[3-Father Christmas on Yule Goat]

In Finland, on the eve of Joulu, children are visited by Joulupukki, a character similar to Santa Claus. The word Joulupukki means "Yule Goat" and probably derives from an old Finnish tradition where people called nuuttipukkis dressed in goat hides circulated in homes after Joulu, eating leftover food. Joulupukki visits people's homes and rides a sleigh pulled by a number of reindeer. He knocks on the front door during Jouluaatto, rather than sneaking in through the chimney at night. When he comes in, his first words are usually "Onkos täällä kilttejä lapsia?", "Are there (any) good (well-behaved) children here?" Presents are given and opened immediately. He usually wears red, warm clothes and often carries a wooden walking stick. His workshop is in Korvatunturi, Lapland, Finland, rather than at the North Pole like Santa Claus, or in Greenland. He is married to Joulumuori (tr. Mother Yule). Typical Finnish yule dishes include ham, various root vegetable casseroles, beetroot salad, gingerbread and star-shaped plum-filled pastries. Other traditions with a non-Christian yule background include joulukuusi ("Yule spruce") and joulusauna ("yule sauna").



Sources:
http://en.wikipedia.org/wiki/Wild_Hunt
http://en.wikipedia.org/wiki/Yule

Photo Credits: wikipedia.

19 comments:

Gary Rith Pottery Blog said...

Yule Goat!!!! I am VERY pleased we are at the shortest day, it seems a bit dark out there.....

T and S said...

Your blog is an encylopedia of sorts...WOW. Everytime I come here I get to know something new (of the past)...Thomas

Barbara Martin said...

Gary, I agree. Mow we ore on our way to longer days and those lazy, hazy days of summer.

Barbara Martin said...

Thomas, this is because I have an interest in many subjects.

Reader Wil said...

Hi Barbara, this is new to me! So Santa Claus and our St. Nicholas are two different persons. St. Nicholas is more than 400 years old and refers to the bisshop of Myra who died on the 6th of December. Santa is even older but wears also red like St.Nick. Confusing isn't it. Very good post! Merry Christmas and a happy and healthy New Year.

Charles Gramlich said...

Love the idea of the Wild Hunt. I've written about it several times myself.

Barbara Martin said...

Reader Wil, I try to find something a little bit different about some of the holiday festivities enjoyed at this time of year. There will be more posted as the holy day approaches.

Barbara Martin said...

Charles, finding the spark for our fantasy writing is all around us. I like the mythological stories best.

alex keto said...

Jeeze, I have cousins in Helsinki and didn't know the half of what they got up to at Christmas time.

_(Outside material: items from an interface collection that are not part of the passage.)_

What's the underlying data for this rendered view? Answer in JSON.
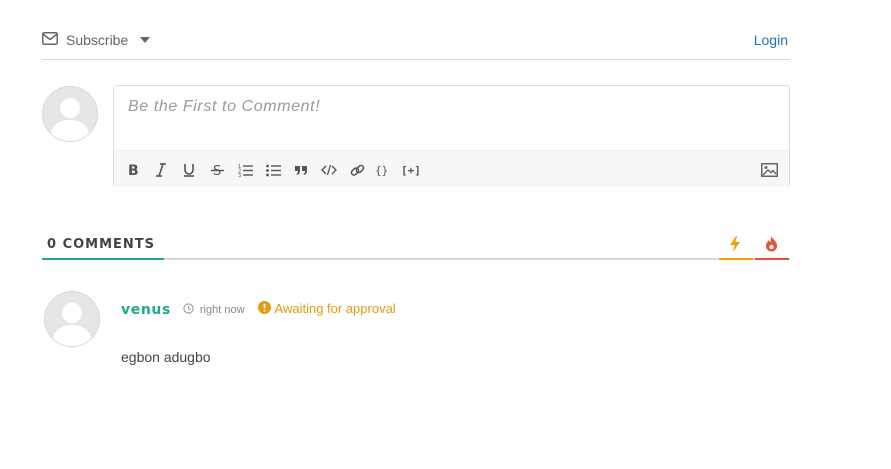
{
  "header": {
    "subscribe_label": "Subscribe",
    "login_label": "Login"
  },
  "editor": {
    "placeholder": "Be the First to Comment!",
    "toolbar": [
      {
        "name": "bold-icon",
        "glyph": "B"
      },
      {
        "name": "italic-icon",
        "glyph": "I"
      },
      {
        "name": "underline-icon",
        "glyph": "U"
      },
      {
        "name": "strikethrough-icon",
        "glyph": "S"
      },
      {
        "name": "ordered-list-icon",
        "glyph": ""
      },
      {
        "name": "bullet-list-icon",
        "glyph": ""
      },
      {
        "name": "blockquote-icon",
        "glyph": ""
      },
      {
        "name": "code-icon",
        "glyph": ""
      },
      {
        "name": "link-icon",
        "glyph": ""
      },
      {
        "name": "code-block-icon",
        "glyph": "{}"
      },
      {
        "name": "spoiler-icon",
        "glyph": "[+]"
      }
    ],
    "image_icon": "image-icon"
  },
  "tabs": {
    "count": "0",
    "label": "COMMENTS",
    "sort_newest_icon": "bolt-icon",
    "sort_hot_icon": "flame-icon"
  },
  "comment": {
    "author": "venus",
    "time": "right now",
    "status": "Awaiting for approval",
    "text": "egbon adugbo"
  },
  "colors": {
    "accent": "#1eaa8c",
    "link": "#1e73be",
    "warning": "#e69a0f",
    "hot": "#e55237"
  }
}
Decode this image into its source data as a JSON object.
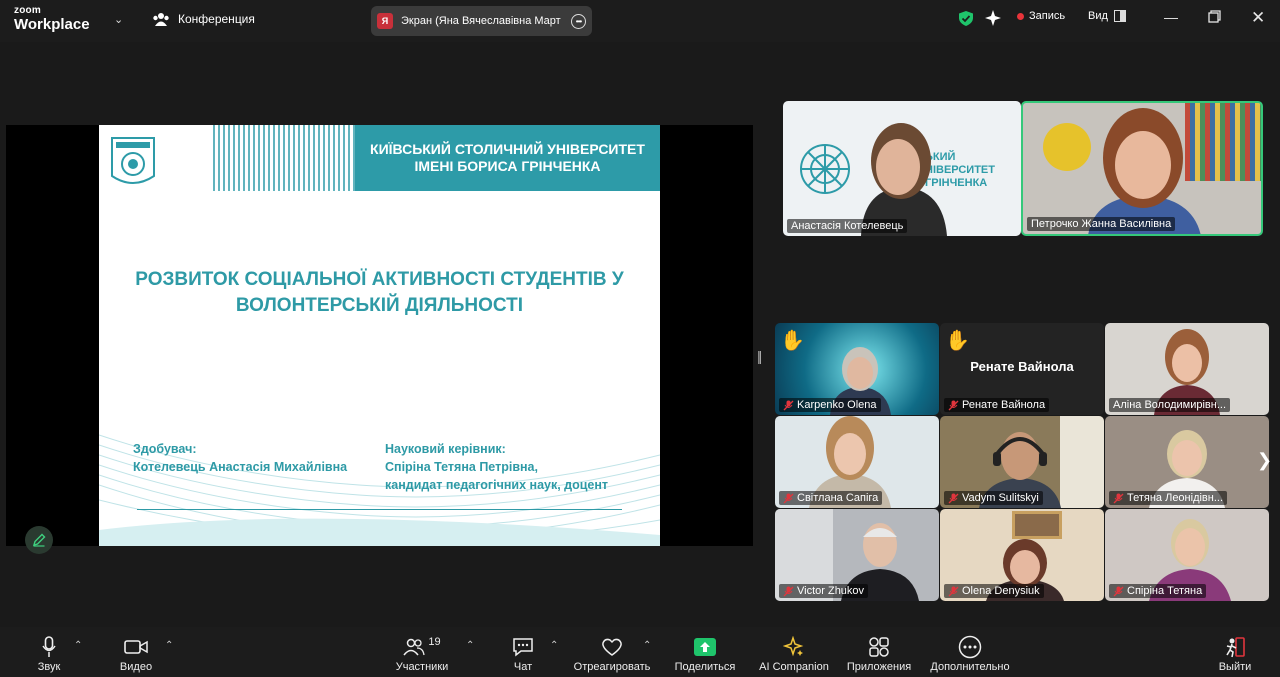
{
  "topbar": {
    "logo_line1": "zoom",
    "logo_line2": "Workplace",
    "conference_label": "Конференция",
    "share_avatar_letter": "Я",
    "share_label": "Экран (Яна Вячеславівна Март",
    "record_label": "Запись",
    "view_label": "Вид"
  },
  "slide": {
    "university_line1": "КИЇВСЬКИЙ СТОЛИЧНИЙ УНІВЕРСИТЕТ",
    "university_line2": "ІМЕНІ БОРИСА ГРІНЧЕНКА",
    "title_line1": "РОЗВИТОК СОЦІАЛЬНОЇ АКТИВНОСТІ СТУДЕНТІВ У",
    "title_line2": "ВОЛОНТЕРСЬКІЙ ДІЯЛЬНОСТІ",
    "applicant_label": "Здобувач:",
    "applicant_name": "Котелевець Анастасія Михайлівна",
    "supervisor_label": "Науковий керівник:",
    "supervisor_name": "Спіріна Тетяна Петрівна,",
    "supervisor_title": "кандидат педагогічних наук, доцент",
    "accent_color": "#2d9ba8"
  },
  "featured_tiles": [
    {
      "name": "Анастасія Котелевець",
      "overlay_line1": "ЬКИЙ",
      "overlay_line2": "НІВЕРСИТЕТ",
      "overlay_line3": "ГРІНЧЕНКА"
    },
    {
      "name": "Петрочко Жанна Василівна",
      "active_speaker": true
    }
  ],
  "gallery_tiles": [
    {
      "name": "Karpenko Olena",
      "muted": true,
      "hand_raised": true
    },
    {
      "name": "Ренате  Вайнола",
      "muted": true,
      "hand_raised": true,
      "display_text": "Ренате  Вайнола"
    },
    {
      "name": "Аліна Володимирівн...",
      "muted": false,
      "hand_raised": false
    },
    {
      "name": "Світлана Сапіга",
      "muted": true,
      "hand_raised": false
    },
    {
      "name": "Vadym Sulitskyi",
      "muted": true,
      "hand_raised": false
    },
    {
      "name": "Тетяна Леонідівн...",
      "muted": true,
      "hand_raised": false
    },
    {
      "name": "Victor Zhukov",
      "muted": true,
      "hand_raised": false
    },
    {
      "name": "Olena Denysiuk",
      "muted": true,
      "hand_raised": false
    },
    {
      "name": "Спіріна Тетяна",
      "muted": true,
      "hand_raised": false
    }
  ],
  "toolbar": {
    "mic": "Звук",
    "video": "Видео",
    "participants": "Участники",
    "participants_count": "19",
    "chat": "Чат",
    "react": "Отреагировать",
    "share": "Поделиться",
    "ai": "AI Companion",
    "apps": "Приложения",
    "more": "Дополнительно",
    "leave": "Выйти"
  },
  "colors": {
    "share_green": "#1fc46b",
    "mute_red": "#e0353d",
    "active_border": "#35c87a",
    "ai_yellow": "#f0c43a"
  }
}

They also pour molten lead into cold water and try to predict the future from the shape the lead takes when it suddenly solidifies. Sounds weird, but try to imagine doing it after a few too many Yule drinks and it makes more sense

Raph G. Neckmann said...

This is really interesting, and I love the painting. Thank you for your blog, I shall visit again!

laughingwolf said...

good stuff, barbara... posted a couple on that theme, too :D

season's blessings to you and yours....

Cloudia said...

The wild hunt stirred my imagination! thanks. Aloha-

Barbara Martin said...

Alex, thank you for that bit of information. I'm glad to see you back for another visit.

Raph, welcome and thanks for dropping by. Your own blog is simply amazing and I'll be back for another visit soon, too.

Barbara Martin said...

Tony, thank you. This time of year has many different cultures celebrating their own festivities and it is important to try and include them in alongside Christmas.

Cloudia, that painting stimulates many possible stories I might write in the future about wild hunts.

Lana Gramlich said...

Actually the Wild Hunt was connected to Samhain (Oct. 31st, roughly,) the start of the New Year, the 3rd harvest (that of animals,) & the beginning of the dark half of the year.

Barbara Martin said...

Lana, thank you for the correction.

laughingwolf said...

hey, i can read that finn ;) lol

...how i missed it before, i dunno :(

A.Decker said...

Thanks for this info. Nice to know it stems from something deeper than merchants pressuring the christian church.

Sacred Suzie said...

I love goats! I didn't know that part of the story. Thanks Barbara!